“The Race was on Trial”—Migrant Adjustment in Philadelphia and Pittsburgh During the Great Migration


  • Nina Banks Department of Economics, Bucknell University, and Institute on Race, Power and Political Economy, The New School, USA

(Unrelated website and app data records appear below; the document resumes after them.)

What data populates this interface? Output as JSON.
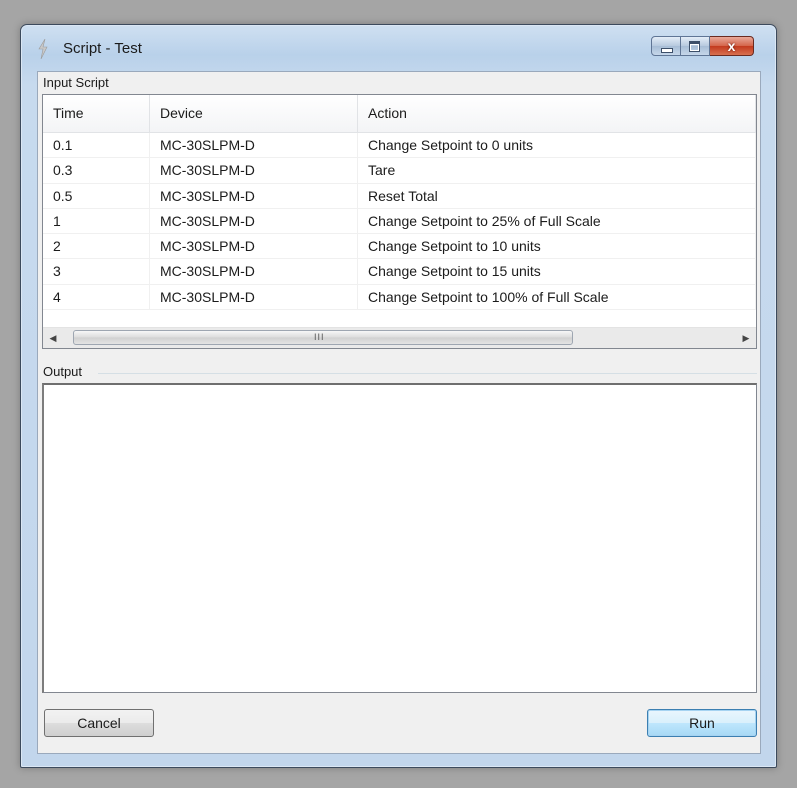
{
  "window": {
    "title": "Script - Test",
    "close_glyph": "x"
  },
  "input_script": {
    "label": "Input Script",
    "columns": [
      "Time",
      "Device",
      "Action"
    ],
    "rows": [
      {
        "time": "0.1",
        "device": "MC-30SLPM-D",
        "action": "Change Setpoint to 0 units"
      },
      {
        "time": "0.3",
        "device": "MC-30SLPM-D",
        "action": "Tare"
      },
      {
        "time": "0.5",
        "device": "MC-30SLPM-D",
        "action": "Reset Total"
      },
      {
        "time": "1",
        "device": "MC-30SLPM-D",
        "action": "Change Setpoint to 25% of Full Scale"
      },
      {
        "time": "2",
        "device": "MC-30SLPM-D",
        "action": "Change Setpoint to 10 units"
      },
      {
        "time": "3",
        "device": "MC-30SLPM-D",
        "action": "Change Setpoint to 15 units"
      },
      {
        "time": "4",
        "device": "MC-30SLPM-D",
        "action": "Change Setpoint to 100% of Full Scale"
      }
    ],
    "scrollbar": {
      "left_arrow": "◀",
      "right_arrow": "▶",
      "grip": "III"
    }
  },
  "output": {
    "label": "Output",
    "text": ""
  },
  "buttons": {
    "cancel": "Cancel",
    "run": "Run"
  }
}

This essay provides the first comparison of the political economic thought of Sadie T.M. Alexander and Abram Harris Jr., the first Black American economists, through an analysis of Alexander’s dissertation and Harris’ master’s thesis. Alexander and Harris studied the Great Migration of Black Americans from the South to northward destinations while the early migration was unfolding. Reflecting the anxieties of northern Black residents, Alexander and Harris’ research explored the racial implications of migration on Black communities in Philadelphia and Pittsburgh Pennsylvania, respectively, through an analysis of migrants’ ability to adjust to their new urban environments. I examine Alexander and Harris’ understanding of migrant adjustment, their methods for analyzing adjustment, and their recommendations for facilitating migrants’ adjustment to northern industrial economies. Alexander and Harris’ analyses of the Great Migration differed from later generations of mostly White economists in ways that can inform directions for future research on the migration.